  • Activity – Movement can help you retain material better than if you study while sitting still. So ride a stationary bike while you review your notes. Go for a walk on Battle Park trails to take a movement and nature break.
  • Connecting with people you adore is essential to finals success, improving your executive function, learning, and memory. Support each other during finals! Check in on a genuine level, talk about topics outside of academics, study and take fun breaks together, and avoid stress competition or comparing grades.
  • Knowledge – This time of year is all about gaining and retaining knowledge. How you study can make a difference! Use active study techniques like creating flashcards, using a study group, or scheduling breaks after short bursts of learning.
  • Self-Care means checking in with yourself about what you need and then making that happen when you can. Keep it simple! Pause and unplug from tech for a few minutes. Get outside. Take a few deep breaths. Hydrate. Play a favorite song. Make sure you take some moments just for you during finals.

Supportive Events

This calendar will be updated throughout finals – check back often for more events and email if you have an event to add!

Monday 12/5

Tuesday 12/6

Wednesday 12/7

Friday 12/9

Saturday 12/10

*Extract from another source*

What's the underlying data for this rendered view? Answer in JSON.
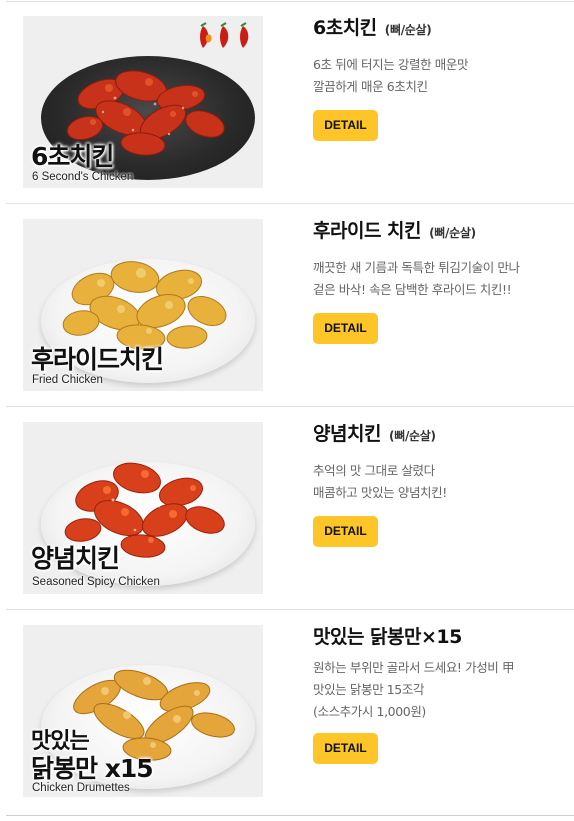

Winter Break Hours for Campus Health, CAPS, and Campus Rec are listed. Rec is open thru Friday at 9 pm and reopens 1/2 from 6 am -12 pm. Campus Health and CAPS are open through 12/23 and reopen 1/3 from 8 am - 5 pm.
The Carolina Union Activities Board holds an event where students and staff can create gingerbread houses out of graham crackers and icing in the Great Hall on the campus of the University of North Carolina at Chapel Hill. The event is held in conjunction with LDOC (Last Day Of Class) festivities. (Johnny Andrews/UNC-Chapel Hill)